Symantec is observing an increase in spam messages containing .gov URLs. A screenshot of a sample message is below:
Traditionally, .gov URLs have been restricted to government entities. This brings up the question of how spammers are using .gov URLs in spam messages.
The answer is on this webpage:
1.USA.gov is the result of a collaboration between USA.gov and bitly.com, the popular URL shortening service. Now, whenever anyone uses bitly to shorten a URL that ends in .gov or .mil, they will receive a short, trustworthy 1.usa.gov URL in return.
While this feature has legitimate uses for government agencies and employees, it has also opened a door for spammers.
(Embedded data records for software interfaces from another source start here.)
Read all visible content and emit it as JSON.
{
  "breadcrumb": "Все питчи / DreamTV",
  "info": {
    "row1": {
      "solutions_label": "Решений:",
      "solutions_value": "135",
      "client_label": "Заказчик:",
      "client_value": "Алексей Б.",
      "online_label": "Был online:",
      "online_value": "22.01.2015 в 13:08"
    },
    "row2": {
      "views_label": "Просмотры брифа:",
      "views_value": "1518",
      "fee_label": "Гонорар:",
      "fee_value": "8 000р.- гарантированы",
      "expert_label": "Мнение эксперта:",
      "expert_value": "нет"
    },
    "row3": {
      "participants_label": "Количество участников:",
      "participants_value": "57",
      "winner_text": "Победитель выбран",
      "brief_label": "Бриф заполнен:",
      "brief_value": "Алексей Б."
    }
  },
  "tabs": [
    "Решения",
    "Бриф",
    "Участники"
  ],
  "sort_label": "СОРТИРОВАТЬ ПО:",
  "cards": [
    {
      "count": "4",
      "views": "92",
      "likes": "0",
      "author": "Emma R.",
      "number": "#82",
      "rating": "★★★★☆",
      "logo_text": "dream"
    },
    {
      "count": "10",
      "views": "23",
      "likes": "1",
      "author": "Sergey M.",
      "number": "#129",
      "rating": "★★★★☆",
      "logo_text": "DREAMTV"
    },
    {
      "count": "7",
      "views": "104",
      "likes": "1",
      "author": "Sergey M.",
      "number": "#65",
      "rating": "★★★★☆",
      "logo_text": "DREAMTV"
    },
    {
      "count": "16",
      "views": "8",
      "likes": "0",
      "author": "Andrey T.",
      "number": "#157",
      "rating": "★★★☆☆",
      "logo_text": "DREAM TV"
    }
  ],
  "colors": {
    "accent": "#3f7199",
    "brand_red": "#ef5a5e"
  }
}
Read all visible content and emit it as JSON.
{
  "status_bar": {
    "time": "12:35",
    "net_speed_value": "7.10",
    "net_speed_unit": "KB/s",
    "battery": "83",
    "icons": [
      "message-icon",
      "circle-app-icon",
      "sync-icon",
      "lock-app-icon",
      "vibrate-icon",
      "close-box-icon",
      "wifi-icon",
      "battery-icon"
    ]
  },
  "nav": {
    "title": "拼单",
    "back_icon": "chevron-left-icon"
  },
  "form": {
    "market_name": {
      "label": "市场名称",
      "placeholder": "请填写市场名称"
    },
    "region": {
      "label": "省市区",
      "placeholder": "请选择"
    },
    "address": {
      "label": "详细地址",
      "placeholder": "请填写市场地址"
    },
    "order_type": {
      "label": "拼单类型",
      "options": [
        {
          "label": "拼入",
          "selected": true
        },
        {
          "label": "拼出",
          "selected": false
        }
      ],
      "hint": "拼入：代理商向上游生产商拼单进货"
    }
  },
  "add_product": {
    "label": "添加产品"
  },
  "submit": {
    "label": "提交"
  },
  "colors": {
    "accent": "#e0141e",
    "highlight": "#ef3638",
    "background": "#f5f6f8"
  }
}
By using an open-redirect vulnerability, spammers were able to set up a 1.usa.gov URL that leads to a spam website.
Using the above example:
which leads to
The final spam page is a work-at-home scam website that has been designed to look like a financial news network website:
To add legitimacy to the website, spammers have designed it so that other links, such as the menu bar at the top and other news articles (not shown in the above picture), actually lead to the financial news website that it is spoofing. However, the links in the article all lead to a different website where the spammer tries to make the sale:
USA.gov provides data created any time anyone clicks on a 1.usa.gov URL (link available on this webpage). Analysis of data from the last seven days shows that this trend began on October 12. As of October 18, 43,049 clicks were made through 1.usa.gov shortened URLs to these spam domains:
This chart shows the number of spam clicks made on a daily basis:
As seen above, there was a spike in volume on October 18. Due to this increase, spam clicks made up 15.1 percent of all 1.usa.gov URLs.
In addition to volume, the data also provides some insight into the locations of the clicks. 36,664 of 43,049 spam clicks had a country code associated with them. There were 124 countries identified. The top four countries on a daily basis were the United States, Canada, Australia, and Great Britain. In aggregate, the United States made up the biggest slice with 61.7 percent of the clicks:
While taking advantage of URL shorteners or an open-redirect vulnerability is not a new tactic, the fact that spammers can utilize a .gov service to make their own links is worrisome. Symantec encourages users to always follow best practices and exercise caution when opening links even if it is a .gov URL.